History of Oppression: Dressing for Rich White Majority

Dressing for success goes beyond colloquialism — it’s a term of deep cultural significance. Watershed moments for students historically underrepresented in academic institutions are underscored by the legacy of knowing that success is how you choose to show up. 

Oberlin’s relationship with Black excellence started in 1835, with Black students being admitted. Scholars and artists were afforded the opportunity to pursue academia at what was then known as the Oberlin Collegiate Institute. Black and Brown folks who were allowed to occupy previously segregated spaces of research and creative discipline were now faced with the question: what does it mean to show up Black when Blackness has been seen as the enemy of excellence?

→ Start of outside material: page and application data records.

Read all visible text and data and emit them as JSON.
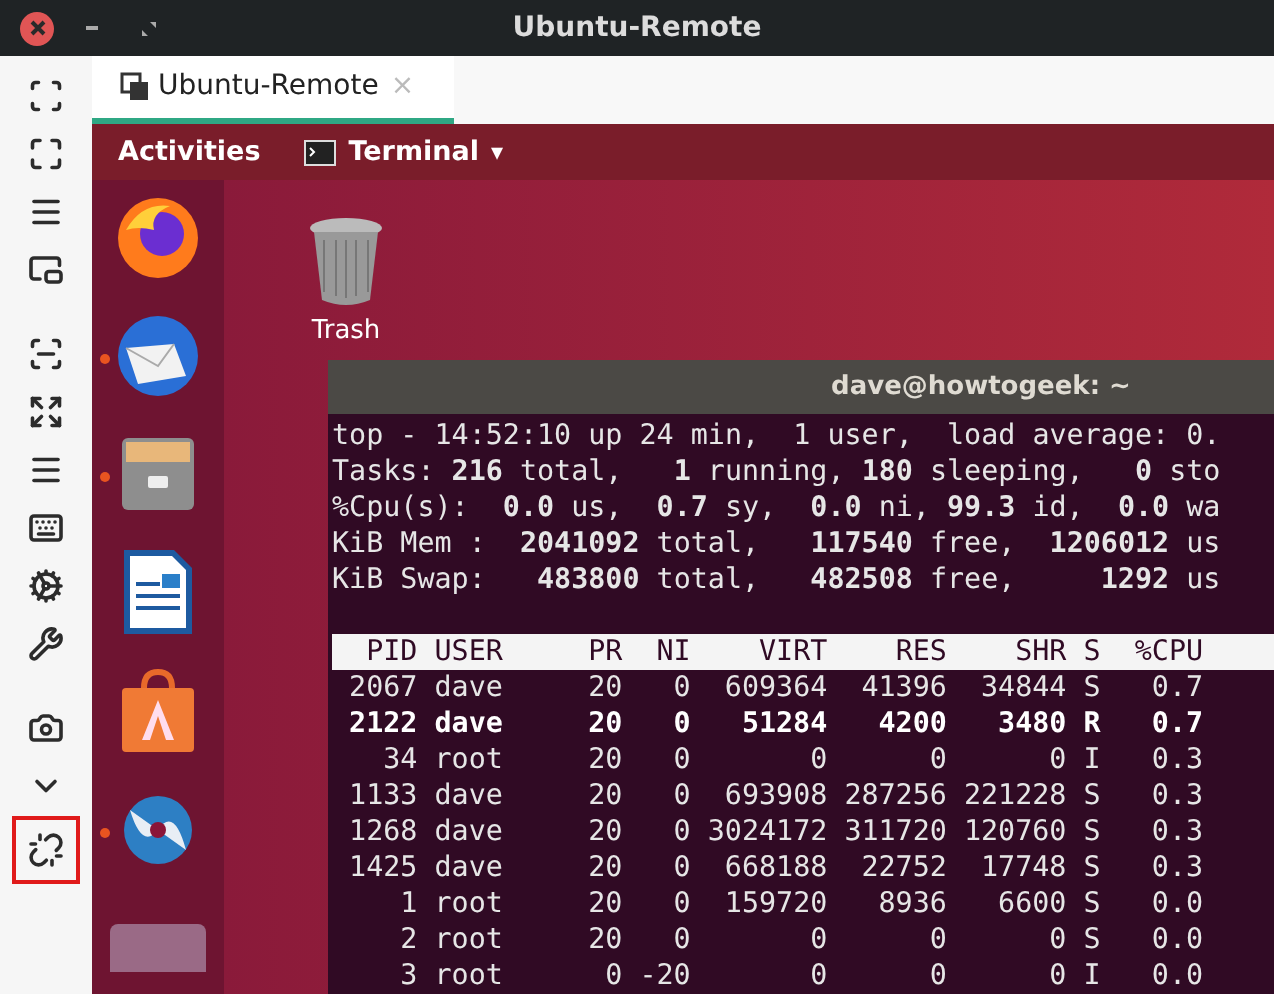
{
  "window": {
    "title": "Ubuntu-Remote"
  },
  "toolbar": [
    {
      "kind": "scale",
      "highlighted": false,
      "gap_before": false
    },
    {
      "kind": "fullscreen",
      "highlighted": false,
      "gap_before": false
    },
    {
      "kind": "menu",
      "highlighted": false,
      "gap_before": false
    },
    {
      "kind": "pip",
      "highlighted": false,
      "gap_before": false
    },
    {
      "kind": "scan",
      "highlighted": false,
      "gap_before": true
    },
    {
      "kind": "expand",
      "highlighted": false,
      "gap_before": false
    },
    {
      "kind": "menu",
      "highlighted": false,
      "gap_before": false
    },
    {
      "kind": "keyboard",
      "highlighted": false,
      "gap_before": false
    },
    {
      "kind": "cogs",
      "highlighted": false,
      "gap_before": false
    },
    {
      "kind": "wrench",
      "highlighted": false,
      "gap_before": false
    },
    {
      "kind": "camera",
      "highlighted": false,
      "gap_before": true
    },
    {
      "kind": "chevron",
      "highlighted": false,
      "gap_before": false
    },
    {
      "kind": "unlink",
      "highlighted": true,
      "gap_before": false
    }
  ],
  "tabs": [
    {
      "label": "Ubuntu-Remote",
      "close": "×",
      "selected": true
    }
  ],
  "topbar": {
    "activities": "Activities",
    "app": "Terminal",
    "caret": "▾"
  },
  "dock": [
    {
      "kind": "firefox",
      "running": false
    },
    {
      "kind": "mail",
      "running": true
    },
    {
      "kind": "files",
      "running": true
    },
    {
      "kind": "writer",
      "running": false
    },
    {
      "kind": "store",
      "running": false
    },
    {
      "kind": "swirl",
      "running": true
    },
    {
      "kind": "screen",
      "running": false
    }
  ],
  "desktop_icons": [
    {
      "label": "Trash"
    }
  ],
  "terminal": {
    "title": "dave@howtogeek: ~",
    "summary": [
      "top - 14:52:10 up 24 min,  1 user,  load average: 0.",
      "Tasks: **216** total,   **1** running, **180** sleeping,   **0** sto",
      "%Cpu(s):  **0.0** us,  **0.7** sy,  **0.0** ni, **99.3** id,  **0.0** wa",
      "KiB Mem :  **2041092** total,   **117540** free,  **1206012** us",
      "KiB Swap:   **483800** total,   **482508** free,     **1292** us"
    ],
    "table": {
      "columns": [
        "PID",
        "USER",
        "PR",
        "NI",
        "VIRT",
        "RES",
        "SHR",
        "S",
        "%CPU"
      ],
      "rows": [
        {
          "cells": [
            "2067",
            "dave",
            "20",
            "0",
            "609364",
            "41396",
            "34844",
            "S",
            "0.7"
          ],
          "running": false
        },
        {
          "cells": [
            "2122",
            "dave",
            "20",
            "0",
            "51284",
            "4200",
            "3480",
            "R",
            "0.7"
          ],
          "running": true
        },
        {
          "cells": [
            "34",
            "root",
            "20",
            "0",
            "0",
            "0",
            "0",
            "I",
            "0.3"
          ],
          "running": false
        },
        {
          "cells": [
            "1133",
            "dave",
            "20",
            "0",
            "693908",
            "287256",
            "221228",
            "S",
            "0.3"
          ],
          "running": false
        },
        {
          "cells": [
            "1268",
            "dave",
            "20",
            "0",
            "3024172",
            "311720",
            "120760",
            "S",
            "0.3"
          ],
          "running": false
        },
        {
          "cells": [
            "1425",
            "dave",
            "20",
            "0",
            "668188",
            "22752",
            "17748",
            "S",
            "0.3"
          ],
          "running": false
        },
        {
          "cells": [
            "1",
            "root",
            "20",
            "0",
            "159720",
            "8936",
            "6600",
            "S",
            "0.0"
          ],
          "running": false
        },
        {
          "cells": [
            "2",
            "root",
            "20",
            "0",
            "0",
            "0",
            "0",
            "S",
            "0.0"
          ],
          "running": false
        },
        {
          "cells": [
            "3",
            "root",
            "0",
            "-20",
            "0",
            "0",
            "0",
            "I",
            "0.0"
          ],
          "running": false
        }
      ]
    }
  }
}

Rev. Dr. Martin Luther King, Jr. at Oberlin in 1965 to receive an honorary degree and speak at Commencement.

In Oberlin’s class photo of 1947, student Carl T. Rowan is seated among his fellow classmates.

He is the single Black face in a cohort of white men who represent an expectation of upholding the appropriate aesthetic, which is evident in the sea of blazers and buttons which remove any trace of a cultural presentation that might subvert the visual legacy of white supremacy he’s now been allowed admission into.

Fashion, in this respect, is not purely the choice of repurposing a blazer or wearing a different color of high-top Nike — it’s a means of assimilation into the dominant culture. The barrier to entry for Black and Brown folks has been held upon the ability to uphold a level of visual uniformity within whiteness.

Systematic policies around the appropriateness of ethnic hair and body types associated with women and men of color have been socially normalized within universities and workplace environments, as well as within film and television. The erasure of cultural fashions has led to clothing being used as a tool for blending into oppressive spaces — which means dressing the part.

College fourth-year Saint Franqui spent most of his childhood living with his mom and grandmother in majority-Latino Section 8 housing.

“Growing up, a common phrase was thrown around in my household: ‘Puedes ser pobre, pero no sucio,’ which translates to, ‘You can be poor, but not dirty,’” Franqui said. “Showing up to school in clothing with rips, tears, or holes would signal to people that you were poor, which gave them a reason to treat you badly because of it.”

Oberlin’s relationship with fashion has always been one of obvious importance and timelessness. There is no space at this institution that has not seen the power of clothing used as a form of counterculture and protest. However, this fashion forwardness contrasts the privileges of those afforded the financial flexibility to move in and out of a “poor” aesthetic. 

“​​Since being at Oberlin, I’ve noticed an interesting pattern of students of color being well dressed and put together often,” Franqui said. “In contrast, wealthy and white students rave about their ratty thrift-store finds and go to class in stained, dirty, and tattered clothes.”

The legacy of Black and Brown students at institutions such as Oberlin has been one of proving the value of occupancy. A part of this unspoken exchange has asked for the families of these individuals to teach their children how to dress for the success they’ve been unilaterally denied. This process of looking the part is also paramount in understanding how culture can act as a superseding force in weaponizing presentation for upward mobility. 

Oberlin’s institutional history of excellence is a credit to its legacy of Black students, who illustrated the ability to succeed beyond the stereotypes of racialized aesthetics — and look great while doing it.